Educational Curriculum to Improving Clinical Outcome On Gestational Diabetes During Pregnancy


  • Najlaa Mohammad Alsudairy Assistant Consultant FM, National Guard Hospital, King Abdulaziz Medical City, SCOHS,Jeddah, KSA.
  • Zaneb Abdullah Tehaifah Eastern health cluster, KSA
  • Ghaidaa Ahmed Abuhekmah Prince Mohammed bin nasser hospital, KSA
  • Zahra Yaqoub Yousef AlGhazal General practitioner, Aljafr General hospital, KSA
  • Rawan Ezzi Abufaia Asfan primary health care, Makkah health care cluster, KSA.
  • Mohammed Saleh Alwdani Najran Armed Forces Hospital, KSA.
  • Bader Hadi Alyami King abdulaziz medical city, Jeddah, KSA.
  • Hani Hasan Abdulrahman Awad Department of Environmental and Occupational Health, Public Health in Jeddah, KSA.
  • Shahad hamad aljohani Intern, Ibn Sina National College for Medical Studies, KSA.
  • Deema Hamed AL-Doaan MoH-Ubhor Pc. K A. University, KSA.
  • Njoud Madhi Alsubaie King fahad specialist hospital, Dammam, KSA.
  • Abdullah Ali N Aljalfan King Fahad University Hospital, KSA.
  • Zainab Hassan AlBahhar Eastern Health Cluster, KSA.



gestation, gestational diabetes, pregnancy, education, clinical outcomes


Gestational diabetes mellitus, often known as GDM, is a severe disorder that can occur during pregnancy.
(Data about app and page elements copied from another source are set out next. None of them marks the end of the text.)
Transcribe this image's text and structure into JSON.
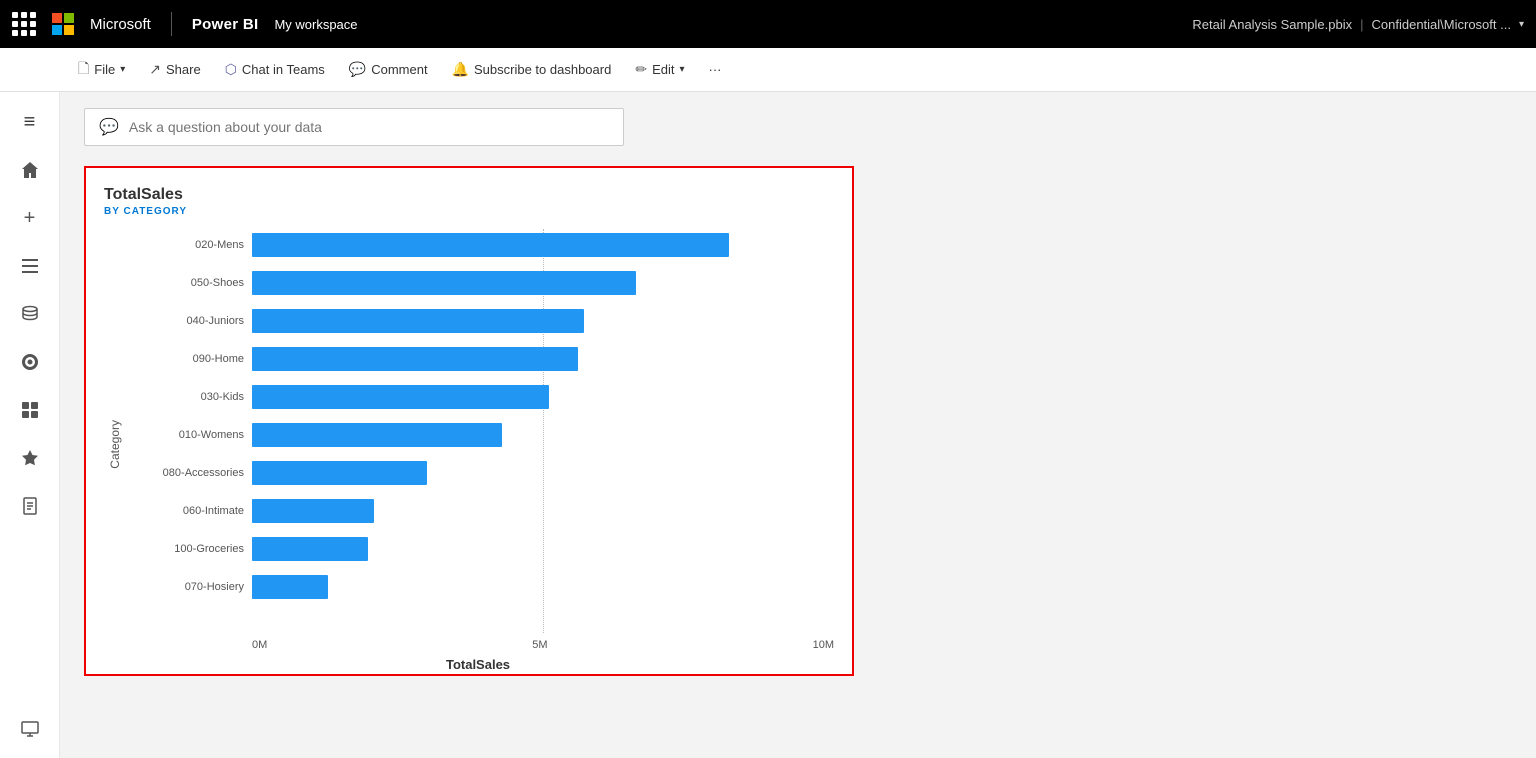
{
  "topbar": {
    "app_grid_label": "App grid",
    "microsoft_label": "Microsoft",
    "powerbi_label": "Power BI",
    "workspace_label": "My workspace",
    "file_name": "Retail Analysis Sample.pbix",
    "confidential_label": "Confidential\\Microsoft ...",
    "chevron_label": "▾"
  },
  "toolbar": {
    "file_label": "File",
    "share_label": "Share",
    "chat_label": "Chat in Teams",
    "comment_label": "Comment",
    "subscribe_label": "Subscribe to dashboard",
    "edit_label": "Edit",
    "more_label": "···"
  },
  "sidebar": {
    "items": [
      {
        "name": "hamburger",
        "icon": "≡"
      },
      {
        "name": "home",
        "icon": "⌂"
      },
      {
        "name": "create",
        "icon": "+"
      },
      {
        "name": "browse",
        "icon": "☰"
      },
      {
        "name": "data-hub",
        "icon": "🗄"
      },
      {
        "name": "goals",
        "icon": "🏆"
      },
      {
        "name": "apps",
        "icon": "⊞"
      },
      {
        "name": "learn",
        "icon": "🚀"
      },
      {
        "name": "docs",
        "icon": "📖"
      },
      {
        "name": "workspace",
        "icon": "🖥"
      }
    ]
  },
  "qa": {
    "placeholder": "Ask a question about your data",
    "icon": "💬"
  },
  "chart": {
    "title": "TotalSales",
    "subtitle": "BY CATEGORY",
    "y_axis_label": "Category",
    "x_axis_label": "TotalSales",
    "x_axis_ticks": [
      "0M",
      "5M",
      "10M"
    ],
    "max_value": 10000000,
    "bars": [
      {
        "label": "020-Mens",
        "value": 8200000
      },
      {
        "label": "050-Shoes",
        "value": 6600000
      },
      {
        "label": "040-Juniors",
        "value": 5700000
      },
      {
        "label": "090-Home",
        "value": 5600000
      },
      {
        "label": "030-Kids",
        "value": 5100000
      },
      {
        "label": "010-Womens",
        "value": 4300000
      },
      {
        "label": "080-Accessories",
        "value": 3000000
      },
      {
        "label": "060-Intimate",
        "value": 2100000
      },
      {
        "label": "100-Groceries",
        "value": 2000000
      },
      {
        "label": "070-Hosiery",
        "value": 1300000
      }
    ],
    "bar_color": "#2196f3",
    "gridline_positions": [
      0.5
    ]
  }
}
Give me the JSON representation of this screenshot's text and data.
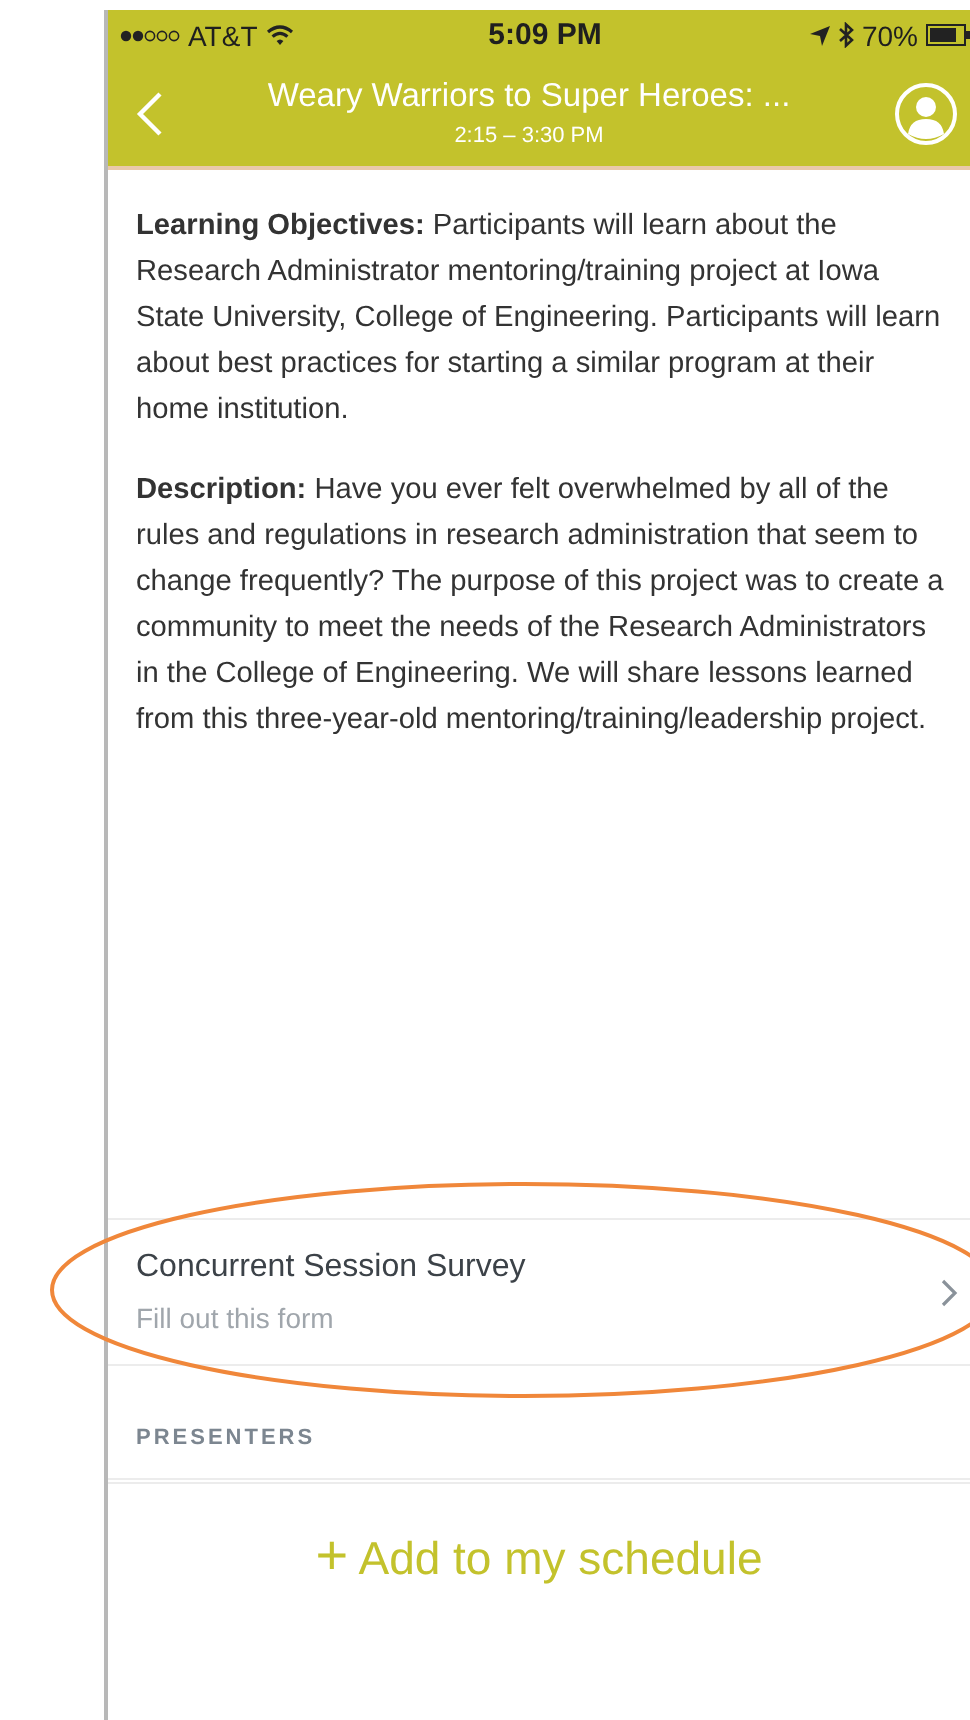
{
  "status_bar": {
    "carrier": "AT&T",
    "time": "5:09 PM",
    "battery": "70%"
  },
  "nav": {
    "title": "Weary Warriors to Super Heroes: ...",
    "subtitle": "2:15 – 3:30 PM"
  },
  "paragraphs": [
    "**Learning Objectives:**  Participants will learn about the Research Administrator mentoring/training project at Iowa State University, College of Engineering. Participants will learn about best practices for starting a similar program at their home institution.",
    "**Description:** Have you ever felt overwhelmed by all of the rules and regulations in research administration that seem to change frequently? The purpose of this project was to create a community to meet the needs of the Research Administrators in the College of Engineering. We will share lessons learned from this three-year-old mentoring/training/leadership project."
  ],
  "survey": {
    "title": "Concurrent Session Survey",
    "subtitle": "Fill out this form",
    "highlighted": true
  },
  "section_header": "PRESENTERS",
  "action": {
    "icon": "+",
    "label": "Add to my schedule"
  }
}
It has been linked to an increased risk of developing type 2 diabetes in the future, in addition to stillbirth and birth malformations. The prevalence of type 2 diabetes has increased at an alarming rate over the past 20 years, with factors including ethnicity, sedentary lifestyles, and obesity all playing a role. Nevertheless, the pathology and management of the various kinds of diabetes are fundamentally distinct from one another. Both type 2 diabetes and gestational diabetes have a pathogenesis that is very similar to one another. Because of this, a number of the management strategies for type 2 diabetes and gestational diabetes are the same. These strategies include interventions that are centred on food. Education in diabetes self-management and medical nutrition therapy have both been advocated as cost-effective treatments for the control of hyperglycemia. However, the majority of these treatments were initially developed for people with type 2 diabetes and subsequently adapted for pregnant women with the condition.

For women with GDM, the challenge of achieving a healthy pregnancy and a satisfactory birth result necessitates a multidisciplinary approach and close provider teamwork. Pregnant women's education is one of the essential components for the effective management of GDM. It has been demonstrated that patient education enhances quality of life, encourages improved compliance, and lowers problems and medical expenses.




How to Cite

Mohammad Alsudairy N, Zaneb Abdullah Tehaifah, Ahmed Abuhekmah G, Yaqoub Yousef AlGhazal Z, Ezzi Abufaia R, Saleh Alwdani M, Bader Hadi Alyami, Hasan Abdulrahman Awad H, hamad aljohani S, Hamed AL-Doaan D, Madhi Alsubaie N, Ali N Aljalfan A, Hassan AlBahhar Z. Educational Curriculum to Improving Clinical Outcome On Gestational Diabetes During Pregnancy. SMHJ [Internet]. 2023 Jul. 9 [cited 2023 Sep. 26];3(2):98-105. Available from:



Review Article